For some hearing people, finding out that someone is Deaf can lead to very awkward situations. Some examples include individuals raising their voice thinking that a deaf person can hear them better. No matter how loud you talk to a Deaf person, the fact remains that they cannot hear you. Other people may ignore or walk away from a deaf person and not even attempt to communicate with them.
Here are a few things to keep in mind when interacting with the Deaf:
1) Not all Deaf people can lipread – Here’s a little experiment you can try. Turn off the sound while watching a video and try interpreting what the people are saying. Not so easy, is it? People can talk fast or face away from a Deaf person and make lipreading hard. Speaking slowly and thoroughly articulating your words can help a Deaf individual skilled in lipreading interpret more words and better guesswork on what you are saying.
2) Use your cell phone or good old pen and paper – A better means of dialogue between hearing and deaf individuals is typing or writing things down. They are quite simple and effective means of communication.
3) Try your best to not stare/gawk at the Deaf – I get it, you may be fascinated by two individuals rapidly signing to one another and watching their expressive faces. But blatantly staring at two signers converse is equivalent to you walking up to two people talking and listening in on their conversation. It is quite rude.
4) Talk to the Deaf person and not to the interpreter – It is common courtesy to face and talk towards a person, hearing or deaf. Sometimes an interpreter is present to communicate with a Deaf person effectively. In this situation, continue to face the Deaf individual and talk towards them. Do not solely address and speak with the interpreter during the conversation. After all, you are trying to talk to the Deaf individual not the interpreter.

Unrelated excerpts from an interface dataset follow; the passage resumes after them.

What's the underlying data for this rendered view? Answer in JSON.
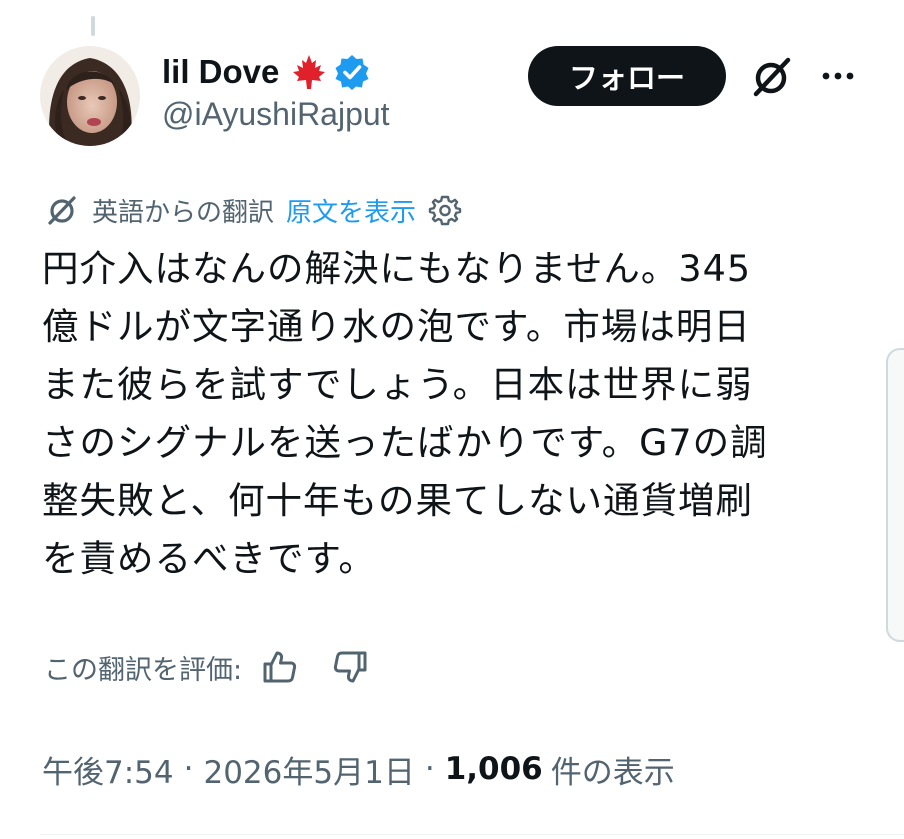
{
  "author": {
    "display_name": "lil Dove",
    "handle": "@iAyushiRajput",
    "flag_icon": "canada-maple-leaf-icon",
    "verified_icon": "verified-badge-icon",
    "verified_color": "#1d9bf0"
  },
  "header": {
    "follow_label": "フォロー",
    "grok_icon": "grok-icon",
    "more_icon": "more-dots-icon"
  },
  "translation": {
    "translated_from": "英語からの翻訳",
    "show_original": "原文を表示",
    "link_color": "#1d9bf0",
    "settings_icon": "gear-icon"
  },
  "tweet": {
    "lines": [
      "円介入はなんの解決にもなりません。345",
      "億ドルが文字通り水の泡です。市場は明日",
      "また彼らを試すでしょう。日本は世界に弱",
      "さのシグナルを送ったばかりです。G7の調",
      "整失敗と、何十年もの果てしない通貨増刷",
      "を責めるべきです。"
    ]
  },
  "rating": {
    "label": "この翻訳を評価:",
    "up_icon": "thumbs-up-icon",
    "down_icon": "thumbs-down-icon"
  },
  "meta": {
    "time": "午後7:54",
    "separator": "·",
    "date": "2026年5月1日",
    "views_count": "1,006",
    "views_label": "件の表示"
  }
}
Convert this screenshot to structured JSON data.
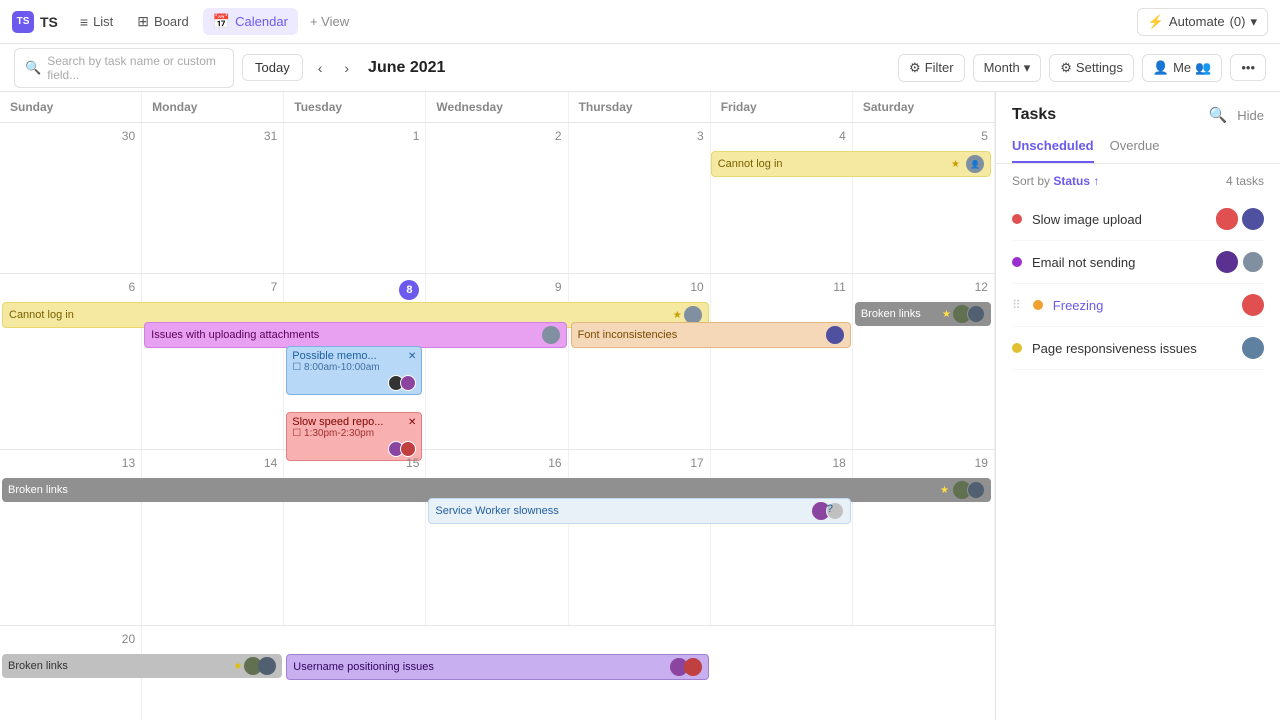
{
  "app": {
    "logo": "TS"
  },
  "nav": {
    "tabs": [
      {
        "id": "list",
        "label": "List",
        "icon": "≡",
        "active": false
      },
      {
        "id": "board",
        "label": "Board",
        "icon": "⊞",
        "active": false
      },
      {
        "id": "calendar",
        "label": "Calendar",
        "icon": "📅",
        "active": true
      }
    ],
    "add_view": "+ View",
    "automate": "Automate",
    "automate_count": "(0)"
  },
  "toolbar": {
    "search_placeholder": "Search by task name or custom field...",
    "today": "Today",
    "month_title": "June 2021",
    "filter": "Filter",
    "month": "Month",
    "settings": "Settings",
    "me": "Me",
    "users_icon": "👥"
  },
  "calendar": {
    "day_headers": [
      "Sunday",
      "Monday",
      "Tuesday",
      "Wednesday",
      "Thursday",
      "Friday",
      "Saturday"
    ],
    "weeks": [
      {
        "dates": [
          null,
          null,
          1,
          2,
          3,
          4,
          5
        ],
        "date_nums": [
          "30",
          "31",
          "1",
          "2",
          "3",
          "4",
          "5"
        ]
      },
      {
        "dates": [
          6,
          7,
          8,
          9,
          10,
          11,
          12
        ],
        "date_nums": [
          "6",
          "7",
          "8",
          "9",
          "10",
          "11",
          "12"
        ]
      },
      {
        "dates": [
          13,
          14,
          15,
          16,
          17,
          18,
          19
        ],
        "date_nums": [
          "13",
          "14",
          "15",
          "16",
          "17",
          "18",
          "19"
        ]
      }
    ],
    "events": {
      "week0_cannot_log_in": {
        "label": "Cannot log in",
        "color": "#f5e6a3",
        "textColor": "#7a6e00",
        "starColor": "#e8b000",
        "col_start": 5,
        "col_end": 7
      },
      "week1_cannot_log_in": {
        "label": "Cannot log in",
        "color": "#f5e6a3",
        "textColor": "#7a6e00",
        "col_start": 0,
        "col_end": 5
      },
      "week1_broken_links": {
        "label": "Broken links",
        "color": "#b0b0b0",
        "textColor": "#fff",
        "col_start": 6,
        "col_end": 7
      },
      "week1_issues_uploading": {
        "label": "Issues with uploading attachments",
        "color": "#e8a0f0",
        "textColor": "#5a005a",
        "col_start": 1,
        "col_end": 4
      },
      "week2_broken_links": {
        "label": "Broken links",
        "color": "#b0b0b0",
        "textColor": "#fff",
        "col_start": 0,
        "col_end": 7
      },
      "week2_service_worker": {
        "label": "Service Worker slowness",
        "color": "#e8f0f8",
        "textColor": "#333",
        "col_start": 3,
        "col_end": 6
      },
      "week3_broken_links": {
        "label": "Broken links",
        "color": "#b0b0b0",
        "textColor": "#fff",
        "col_start": 0,
        "col_end": 2
      },
      "week3_username": {
        "label": "Username positioning issues",
        "color": "#c8b0f0",
        "textColor": "#333",
        "col_start": 2,
        "col_end": 5
      }
    }
  },
  "tasks_panel": {
    "title": "Tasks",
    "tabs": [
      {
        "id": "unscheduled",
        "label": "Unscheduled",
        "active": true
      },
      {
        "id": "overdue",
        "label": "Overdue",
        "active": false
      }
    ],
    "sort_label": "Sort by",
    "sort_field": "Status",
    "tasks_count": "4 tasks",
    "tasks": [
      {
        "id": "slow-image",
        "name": "Slow image upload",
        "dot_color": "#e05050",
        "avatar_color": "#e05050"
      },
      {
        "id": "email-not-sending",
        "name": "Email not sending",
        "dot_color": "#9b30d0",
        "avatar_color": "#5a3090"
      },
      {
        "id": "freezing",
        "name": "Freezing",
        "dot_color": "#f0a030",
        "is_link": true,
        "avatar_color": "#e05050"
      },
      {
        "id": "page-responsiveness",
        "name": "Page responsiveness issues",
        "dot_color": "#e0c030",
        "avatar_color": "#6080a0"
      }
    ]
  }
}
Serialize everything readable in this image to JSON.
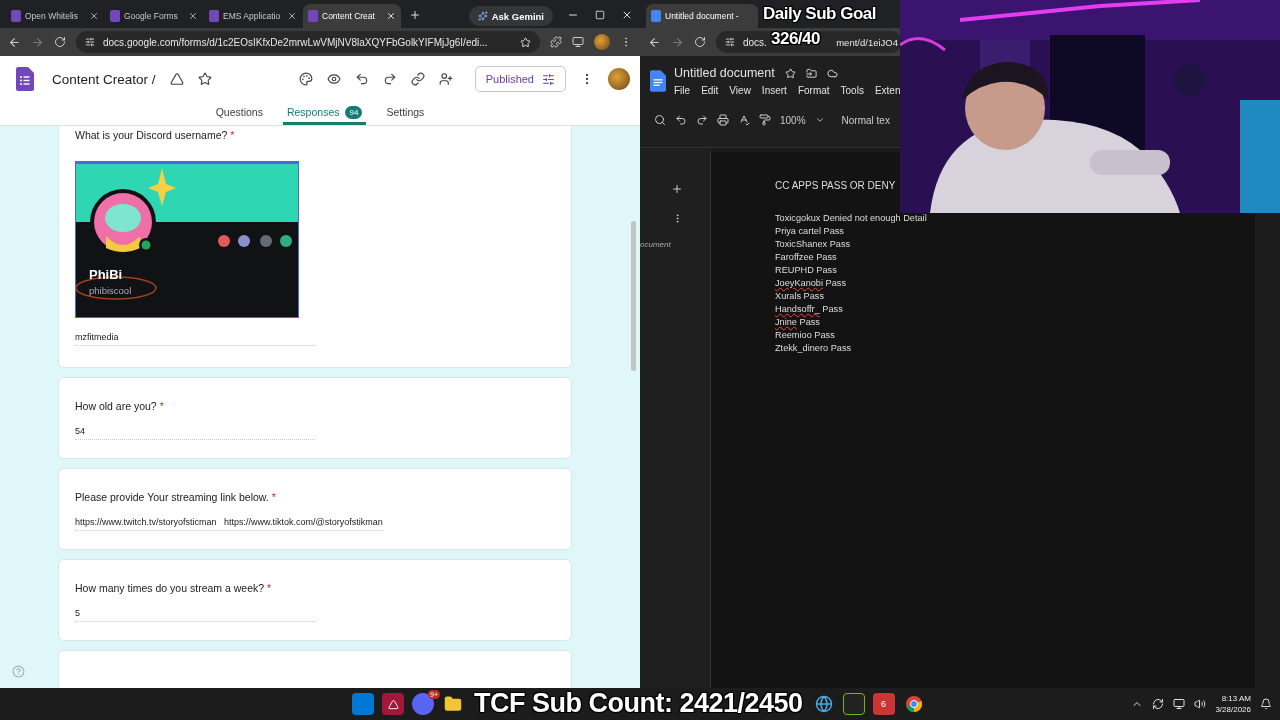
{
  "left_browser": {
    "tabs": [
      {
        "title": "Open Whitelis",
        "selected": false
      },
      {
        "title": "Google Forms",
        "selected": false
      },
      {
        "title": "EMS Applicatio",
        "selected": false
      },
      {
        "title": "Content Creat",
        "selected": true
      }
    ],
    "ask_gemini": "Ask Gemini",
    "url": "docs.google.com/forms/d/1c2EOsIKfxDe2mrwLwVMjNV8laXQYFbGolkYIFMjJg6I/edi...",
    "form_title": "Content Creator /",
    "publish_button": "Published",
    "form_tabs": [
      {
        "label": "Questions",
        "selected": false
      },
      {
        "label": "Responses",
        "selected": true,
        "badge": "94"
      },
      {
        "label": "Settings",
        "selected": false
      }
    ],
    "questions": [
      {
        "question": "What is your Discord username?",
        "required_mark": "*",
        "image": {
          "display_name": "PhiBi",
          "username": "phibiscool"
        },
        "answer": "mzfitmedia"
      },
      {
        "kind": "text",
        "question": "How old are you?",
        "required_mark": "*",
        "answer": "54"
      },
      {
        "kind": "text",
        "question": "Please provide Your streaming link below.",
        "required_mark": "*",
        "answer": "https://www.twitch.tv/storyofsticman   https://www.tiktok.com/@storyofstikman"
      },
      {
        "kind": "text",
        "question": "How many times do you stream a week?",
        "required_mark": "*",
        "answer": "5"
      },
      {
        "kind": "cut_off"
      }
    ]
  },
  "right_browser": {
    "tabs": [
      {
        "title": "Untitled document -",
        "selected": true
      }
    ],
    "url_start": "docs.",
    "url_end": "ment/d/1eiJO4",
    "doc_title": "Untitled document",
    "menu": [
      "File",
      "Edit",
      "View",
      "Insert",
      "Format",
      "Tools",
      "Exten"
    ],
    "zoom": "100%",
    "style": "Normal tex",
    "outline_label": "ocument",
    "document": {
      "heading": "CC APPS PASS OR DENY",
      "lines": [
        {
          "name": "Toxicgokux",
          "verdict": "Denied not enough Detail",
          "misspelled": false
        },
        {
          "name": "Priya cartel",
          "verdict": "Pass",
          "misspelled": false
        },
        {
          "name": "ToxicShanex",
          "verdict": "Pass",
          "misspelled": false
        },
        {
          "name": "Faroffzee",
          "verdict": "Pass",
          "misspelled": false
        },
        {
          "name": "REUPHD",
          "verdict": "Pass",
          "misspelled": false
        },
        {
          "name": "JoeyKanobi",
          "verdict": "Pass",
          "misspelled": true
        },
        {
          "name": "Xurals",
          "verdict": "Pass",
          "misspelled": false
        },
        {
          "name": "Handsoffr_",
          "verdict": "Pass",
          "misspelled": true
        },
        {
          "name": "Jnine",
          "verdict": "Pass",
          "misspelled": true
        },
        {
          "name": "Reemioo",
          "verdict": "Pass",
          "misspelled": false
        },
        {
          "name": "Ztekk_dinero",
          "verdict": "Pass",
          "misspelled": false
        }
      ]
    }
  },
  "stream_overlay": {
    "sub_goal_title": "Daily Sub Goal",
    "sub_goal_count": "326/40",
    "sub_count": "TCF Sub Count: 2421/2450"
  },
  "taskbar": {
    "discord_badge": "9+",
    "app_badge": "6",
    "time": "8:13 AM",
    "date": "3/28/2026"
  }
}
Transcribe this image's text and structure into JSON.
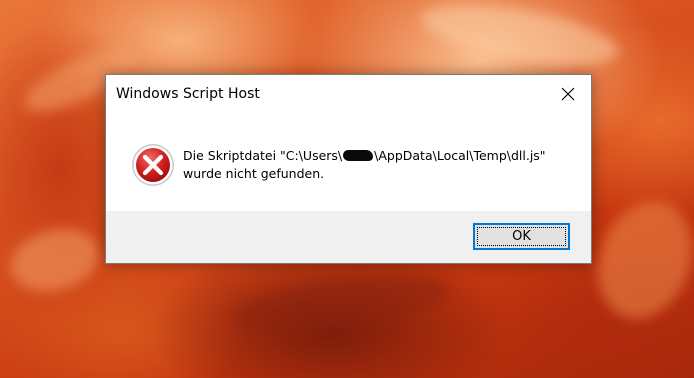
{
  "dialog": {
    "title": "Windows Script Host",
    "message_part1": "Die Skriptdatei \"C:\\Users\\",
    "message_part2": "\\AppData\\Local\\Temp\\dll.js\"",
    "message_line2": "wurde nicht gefunden.",
    "ok_label": "OK",
    "icon": "error-icon",
    "close_icon": "close-icon"
  },
  "colors": {
    "accent_focus": "#0078d7",
    "error_red": "#d21f1f",
    "footer_bg": "#f0f0f0"
  }
}
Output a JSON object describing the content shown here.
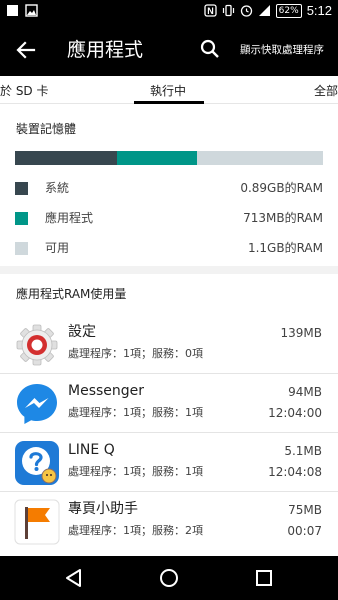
{
  "status_bar": {
    "battery": "62%",
    "time": "5:12"
  },
  "header": {
    "title": "應用程式",
    "show_cached_label": "顯示快取處理程序"
  },
  "tabs": {
    "sd_card": "於 SD 卡",
    "running": "執行中",
    "all": "全部"
  },
  "memory": {
    "header": "裝置記憶體",
    "bar": [
      {
        "name": "系統",
        "fraction": 0.33,
        "color": "#37474f"
      },
      {
        "name": "應用程式",
        "fraction": 0.26,
        "color": "#009688"
      },
      {
        "name": "可用",
        "fraction": 0.41,
        "color": "#cfd8dc"
      }
    ],
    "legend": [
      {
        "label": "系統",
        "value": "0.89GB的RAM",
        "color": "#37474f"
      },
      {
        "label": "應用程式",
        "value": "713MB的RAM",
        "color": "#009688"
      },
      {
        "label": "可用",
        "value": "1.1GB的RAM",
        "color": "#cfd8dc"
      }
    ]
  },
  "app_usage": {
    "header": "應用程式RAM使用量",
    "apps": [
      {
        "name": "設定",
        "detail": "處理程序：1項；服務：0項",
        "memory": "139MB",
        "time": "",
        "icon": "settings-icon"
      },
      {
        "name": "Messenger",
        "detail": "處理程序：1項；服務：1項",
        "memory": "94MB",
        "time": "12:04:00",
        "icon": "messenger-icon"
      },
      {
        "name": "LINE Q",
        "detail": "處理程序：1項；服務：1項",
        "memory": "5.1MB",
        "time": "12:04:08",
        "icon": "line-q-icon"
      },
      {
        "name": "專頁小助手",
        "detail": "處理程序：1項；服務：2項",
        "memory": "75MB",
        "time": "00:07",
        "icon": "pages-manager-icon"
      }
    ]
  },
  "colors": {
    "system": "#37474f",
    "apps": "#009688",
    "free": "#cfd8dc",
    "messenger_blue": "#1e88e5",
    "line_q_blue": "#1f7ad6",
    "pages_orange": "#f57c00"
  }
}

We Are All Human Beings
In the end, treat the Deaf like you would treat anyone else. We are all human. We are social creatures by nature and crave for interaction. Everyone deserves respect and dignity and Deaf people are just like anyone else and have feelings too.
To make an extra effort, you can learn some basic signs such as “hello,” “how are you?”, and “thank you.” You can make a Deaf person’s day if you try and put effort into communicating with them. So, don’t be afraid to interact with a Deaf person. I highly encourage those that are learning ASL to attend Deaf cultural events. You can always look up for the nearest Deaf club or association in your area. Attending Deaf events can be daunting, especially if you’re doing this alone, but immersing yourself in the Deaf community is the only way to improve your ASL skills.
I was so happy that decided to take the one year of ASL courses in college. It is truly an amazing journey to learn about Deaf culture and their beautiful language. I encourage you to read up on the history of the Deaf in your country. The Deaf are often overlooked and deserve more attention to their rights and needs.